**** Data provided

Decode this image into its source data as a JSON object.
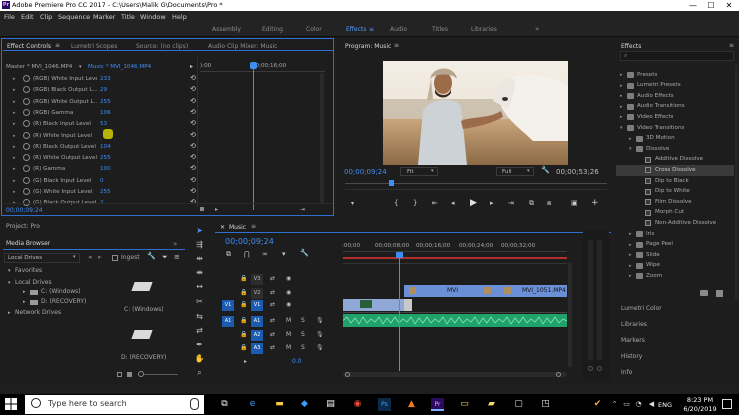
{
  "colors": {
    "accent": "#3e8ef7",
    "panel_bg": "#1d1d1d",
    "timeline_playhead": "#3e8ef7",
    "clip_video": "#6b8fd6",
    "clip_audio": "#1fa36a"
  },
  "titlebar": {
    "title": "Adobe Premiere Pro CC 2017 - C:\\Users\\Malik G\\Documents\\Pro *",
    "minimize": "—",
    "maximize": "☐",
    "close": "✕"
  },
  "menu": [
    "File",
    "Edit",
    "Clip",
    "Sequence",
    "Marker",
    "Title",
    "Window",
    "Help"
  ],
  "workspaces": [
    "Assembly",
    "Editing",
    "Color",
    "Effects",
    "Audio",
    "Titles",
    "Libraries"
  ],
  "workspace_active": "Effects",
  "effect_controls": {
    "tabs": [
      "Effect Controls",
      "Lumetri Scopes",
      "Source: (no clips)",
      "Audio Clip Mixer: Music"
    ],
    "master": "Master * MVI_1046.MP4",
    "clip": "Music * MVI_1046.MP4",
    "ruler_left": "):00",
    "ruler_time": "00;00;16;00",
    "timecode": "00;00;09;24",
    "rows": [
      {
        "label": "(RGB) White Input Level",
        "value": "233"
      },
      {
        "label": "(RGB) Black Output L...",
        "value": "29"
      },
      {
        "label": "(RGB) White Output L...",
        "value": "255"
      },
      {
        "label": "(RGB) Gamma",
        "value": "106"
      },
      {
        "label": "(R) Black Input Level",
        "value": "53"
      },
      {
        "label": "(R) White Input Level",
        "value": ""
      },
      {
        "label": "(R) Black Output Level",
        "value": "104"
      },
      {
        "label": "(R) White Output Level",
        "value": "255"
      },
      {
        "label": "(R) Gamma",
        "value": "100"
      },
      {
        "label": "(G) Black Input Level",
        "value": "0"
      },
      {
        "label": "(G) White Input Level",
        "value": "255"
      },
      {
        "label": "(G) Black Output Level",
        "value": "2"
      }
    ]
  },
  "program": {
    "title": "Program: Music",
    "timecode": "00;00;09;24",
    "fit": "Fit",
    "quality": "Full",
    "duration": "00;00;53;26"
  },
  "effects_panel": {
    "title": "Effects",
    "items": [
      {
        "label": "Presets",
        "type": "folder",
        "depth": 0,
        "open": false
      },
      {
        "label": "Lumetri Presets",
        "type": "folder",
        "depth": 0,
        "open": false
      },
      {
        "label": "Audio Effects",
        "type": "folder",
        "depth": 0,
        "open": false
      },
      {
        "label": "Audio Transitions",
        "type": "folder",
        "depth": 0,
        "open": false
      },
      {
        "label": "Video Effects",
        "type": "folder",
        "depth": 0,
        "open": false
      },
      {
        "label": "Video Transitions",
        "type": "folder",
        "depth": 0,
        "open": true
      },
      {
        "label": "3D Motion",
        "type": "folder",
        "depth": 1,
        "open": false
      },
      {
        "label": "Dissolve",
        "type": "folder",
        "depth": 1,
        "open": true
      },
      {
        "label": "Additive Dissolve",
        "type": "fx",
        "depth": 2
      },
      {
        "label": "Cross Dissolve",
        "type": "fx",
        "depth": 2,
        "selected": true
      },
      {
        "label": "Dip to Black",
        "type": "fx",
        "depth": 2
      },
      {
        "label": "Dip to White",
        "type": "fx",
        "depth": 2
      },
      {
        "label": "Film Dissolve",
        "type": "fx",
        "depth": 2
      },
      {
        "label": "Morph Cut",
        "type": "fx",
        "depth": 2
      },
      {
        "label": "Non-Additive Dissolve",
        "type": "fx",
        "depth": 2
      },
      {
        "label": "Iris",
        "type": "folder",
        "depth": 1,
        "open": false
      },
      {
        "label": "Page Peel",
        "type": "folder",
        "depth": 1,
        "open": false
      },
      {
        "label": "Slide",
        "type": "folder",
        "depth": 1,
        "open": false
      },
      {
        "label": "Wipe",
        "type": "folder",
        "depth": 1,
        "open": false
      },
      {
        "label": "Zoom",
        "type": "folder",
        "depth": 1,
        "open": false
      }
    ]
  },
  "right_lower": [
    "Lumetri Color",
    "Libraries",
    "Markers",
    "History",
    "Info"
  ],
  "project": {
    "title": "Project: Pro",
    "tab": "Media Browser",
    "location": "Local Drives",
    "ingest": "Ingest",
    "favorites": "Favorites",
    "local_drives": "Local Drives",
    "drives": [
      "C: (Windows)",
      "D: (RECOVERY)"
    ],
    "network": "Network Drives",
    "icon_labels": [
      "C: (Windows)",
      "D: (RECOVERY)"
    ]
  },
  "timeline": {
    "tab": "Music",
    "timecode": "00;00;09;24",
    "ruler": [
      ":00;00",
      "00;00;08;00",
      "00;00;16;00",
      "00;00;24;00",
      "00;00;32;00"
    ],
    "tracks": [
      {
        "name": "V3",
        "src": ""
      },
      {
        "name": "V2",
        "src": ""
      },
      {
        "name": "V1",
        "src": "V1"
      },
      {
        "name": "A1",
        "src": "A1"
      },
      {
        "name": "A2",
        "src": ""
      },
      {
        "name": "A3",
        "src": ""
      }
    ],
    "m": "M",
    "s": "S",
    "clips": [
      "MVI",
      "MVI_1051.MP4"
    ],
    "vol": "0.0"
  },
  "taskbar": {
    "search": "Type here to search",
    "time": "8:23 PM",
    "date": "6/20/2019",
    "lang": "ENG"
  }
}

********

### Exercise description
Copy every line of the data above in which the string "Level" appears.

### Task response
        "label": "(RGB) White Input Level",
        "label": "(R) Black Input Level",
        "label": "(R) White Input Level",
        "label": "(R) Black Output Level",
        "label": "(R) White Output Level",
        "label": "(G) Black Input Level",
        "label": "(G) White Input Level",
        "label": "(G) Black Output Level",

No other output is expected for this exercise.